Pittsburgh is about to get a few shades greener with the opening of the Frick Environmental Center, designed to be the greenest building in the world that is free and open to the public.
The public will get to see it during a celebration at its opening on Saturday, September 10th. Until then, take a look at photos here and learn more about the innovative, environmentally-friendly features that make it so special.
The 15,500 square foot building will collect as much energy as it uses through innovative design including solar PV panel-covered parking areas, roof rainwater collection, material selection, and on-site geothermal wells.
“Everyone involved has been passionate about making the Environmental Center the most creative, functional, beautiful, and green building and site it can possibly be,” says Scott Roller, senior manager of communications and creative for the Pittsburgh Parks Conservancy. “The details are what make this building so interesting. There are support columns purposely placed with irregular spacing to emulate the natural placement of trees in the woods, a kid-sized door right beside the full-sized adult entry door, and interior furniture made from reclaimed wood from the building site, to name just a few.”
A project of the Pittsburgh Parks Conservancy and the City of Pittsburgh, the education center was designed by Bohlin Cywinski Jackson to meet LEED Platinum and Living Building Challenge specifications. As previously reported by NEXT, that means a building must be net-zero energy and water efficient–producing all its own water onsite.
Construction of the center began in August of 2014 with PJ Dick as the contractor and will include welcoming indoor learning spaces, a community gathering and reception area,, as well as an amphitheater built into the hillside, landscape restoration, and gardens. It will also house public restrooms and offices.
“Throughout planning and construction, the Parks Conservancy always kept the most important thing in mind – the kids and adults who will use the Frick Environmental Center,” says Camila Rivera-Tinsley, Pittsburgh Parks Conservancy Director of Education. “Within the first five years of operation, we estimate that we will serve 20,000 kids annually through environmental education programs in addition to several hundred thousand casual park visitors. Connecting people to nature in the greenest environment possible has long been the goal.”
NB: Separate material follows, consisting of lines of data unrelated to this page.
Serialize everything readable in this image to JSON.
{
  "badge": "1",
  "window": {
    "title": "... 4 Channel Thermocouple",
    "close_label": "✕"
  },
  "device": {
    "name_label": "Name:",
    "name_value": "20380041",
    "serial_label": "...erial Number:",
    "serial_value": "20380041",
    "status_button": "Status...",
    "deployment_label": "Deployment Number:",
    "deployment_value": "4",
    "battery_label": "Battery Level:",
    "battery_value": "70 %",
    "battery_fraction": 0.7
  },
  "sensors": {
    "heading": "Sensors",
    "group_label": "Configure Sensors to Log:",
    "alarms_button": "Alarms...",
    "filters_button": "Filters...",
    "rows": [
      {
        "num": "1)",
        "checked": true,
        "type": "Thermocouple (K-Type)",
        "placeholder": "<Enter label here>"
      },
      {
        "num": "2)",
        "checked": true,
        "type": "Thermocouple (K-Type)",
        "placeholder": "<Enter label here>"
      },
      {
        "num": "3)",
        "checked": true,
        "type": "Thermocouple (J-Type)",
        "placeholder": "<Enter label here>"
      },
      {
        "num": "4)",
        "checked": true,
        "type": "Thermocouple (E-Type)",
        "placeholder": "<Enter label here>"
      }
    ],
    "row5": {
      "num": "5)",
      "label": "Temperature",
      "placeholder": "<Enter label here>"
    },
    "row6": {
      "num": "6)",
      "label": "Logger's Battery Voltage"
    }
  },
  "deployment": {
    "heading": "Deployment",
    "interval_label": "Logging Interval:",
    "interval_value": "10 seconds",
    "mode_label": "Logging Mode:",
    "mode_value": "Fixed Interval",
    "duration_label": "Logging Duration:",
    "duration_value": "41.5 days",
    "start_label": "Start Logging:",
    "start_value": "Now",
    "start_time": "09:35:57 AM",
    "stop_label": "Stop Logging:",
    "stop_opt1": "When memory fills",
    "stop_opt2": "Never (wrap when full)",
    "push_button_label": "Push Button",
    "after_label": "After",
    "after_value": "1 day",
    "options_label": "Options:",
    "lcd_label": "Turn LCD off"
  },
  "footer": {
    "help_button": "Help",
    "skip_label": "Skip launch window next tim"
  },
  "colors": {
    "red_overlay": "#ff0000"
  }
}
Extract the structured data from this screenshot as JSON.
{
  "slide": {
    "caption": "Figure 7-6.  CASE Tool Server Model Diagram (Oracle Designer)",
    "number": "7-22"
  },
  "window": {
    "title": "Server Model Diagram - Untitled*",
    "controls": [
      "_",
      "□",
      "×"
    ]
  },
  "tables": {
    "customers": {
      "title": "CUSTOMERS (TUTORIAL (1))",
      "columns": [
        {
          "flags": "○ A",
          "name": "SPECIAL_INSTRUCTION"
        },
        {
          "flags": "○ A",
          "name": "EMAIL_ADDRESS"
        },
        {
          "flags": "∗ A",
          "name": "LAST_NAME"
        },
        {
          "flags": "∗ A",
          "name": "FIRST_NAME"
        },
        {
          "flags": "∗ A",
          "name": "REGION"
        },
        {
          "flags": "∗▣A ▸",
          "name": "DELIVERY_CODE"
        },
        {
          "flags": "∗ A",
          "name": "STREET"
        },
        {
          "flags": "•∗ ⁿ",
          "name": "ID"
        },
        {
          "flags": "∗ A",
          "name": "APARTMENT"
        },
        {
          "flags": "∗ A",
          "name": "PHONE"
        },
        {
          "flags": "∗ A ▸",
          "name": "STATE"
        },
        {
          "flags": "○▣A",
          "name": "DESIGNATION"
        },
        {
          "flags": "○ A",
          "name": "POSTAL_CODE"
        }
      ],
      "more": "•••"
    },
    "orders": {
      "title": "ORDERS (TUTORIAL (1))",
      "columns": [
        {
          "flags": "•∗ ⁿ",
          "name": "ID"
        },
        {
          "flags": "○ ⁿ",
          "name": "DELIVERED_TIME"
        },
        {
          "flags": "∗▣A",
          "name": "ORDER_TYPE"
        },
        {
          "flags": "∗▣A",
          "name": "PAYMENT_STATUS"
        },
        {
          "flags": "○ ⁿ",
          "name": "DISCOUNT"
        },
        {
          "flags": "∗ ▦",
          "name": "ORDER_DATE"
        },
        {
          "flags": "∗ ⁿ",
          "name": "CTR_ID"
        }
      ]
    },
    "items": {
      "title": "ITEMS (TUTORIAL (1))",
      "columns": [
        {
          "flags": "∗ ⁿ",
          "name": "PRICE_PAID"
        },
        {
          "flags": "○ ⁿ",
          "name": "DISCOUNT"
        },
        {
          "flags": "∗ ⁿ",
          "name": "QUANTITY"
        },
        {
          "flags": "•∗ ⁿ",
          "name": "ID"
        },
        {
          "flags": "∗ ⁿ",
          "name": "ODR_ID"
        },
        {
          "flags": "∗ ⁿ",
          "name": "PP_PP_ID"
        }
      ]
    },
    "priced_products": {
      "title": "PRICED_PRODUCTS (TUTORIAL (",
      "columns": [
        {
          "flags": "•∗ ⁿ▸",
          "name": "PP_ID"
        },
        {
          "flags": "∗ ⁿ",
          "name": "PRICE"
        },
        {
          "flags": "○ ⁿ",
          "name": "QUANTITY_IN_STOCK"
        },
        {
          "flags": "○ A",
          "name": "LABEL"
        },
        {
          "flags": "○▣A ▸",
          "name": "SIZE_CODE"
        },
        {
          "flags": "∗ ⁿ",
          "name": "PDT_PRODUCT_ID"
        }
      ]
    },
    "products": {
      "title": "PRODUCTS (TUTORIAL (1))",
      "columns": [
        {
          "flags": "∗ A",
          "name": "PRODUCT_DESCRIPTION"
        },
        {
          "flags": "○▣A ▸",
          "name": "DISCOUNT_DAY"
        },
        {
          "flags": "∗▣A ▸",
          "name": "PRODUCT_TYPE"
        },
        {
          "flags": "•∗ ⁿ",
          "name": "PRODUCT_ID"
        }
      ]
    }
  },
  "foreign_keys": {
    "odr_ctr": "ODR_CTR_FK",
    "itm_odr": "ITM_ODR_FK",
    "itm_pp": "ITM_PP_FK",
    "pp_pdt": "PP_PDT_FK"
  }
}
Visit Pittsburgh Parks Conservancy website to get a schedule for the Saturday, September 10th public celebration.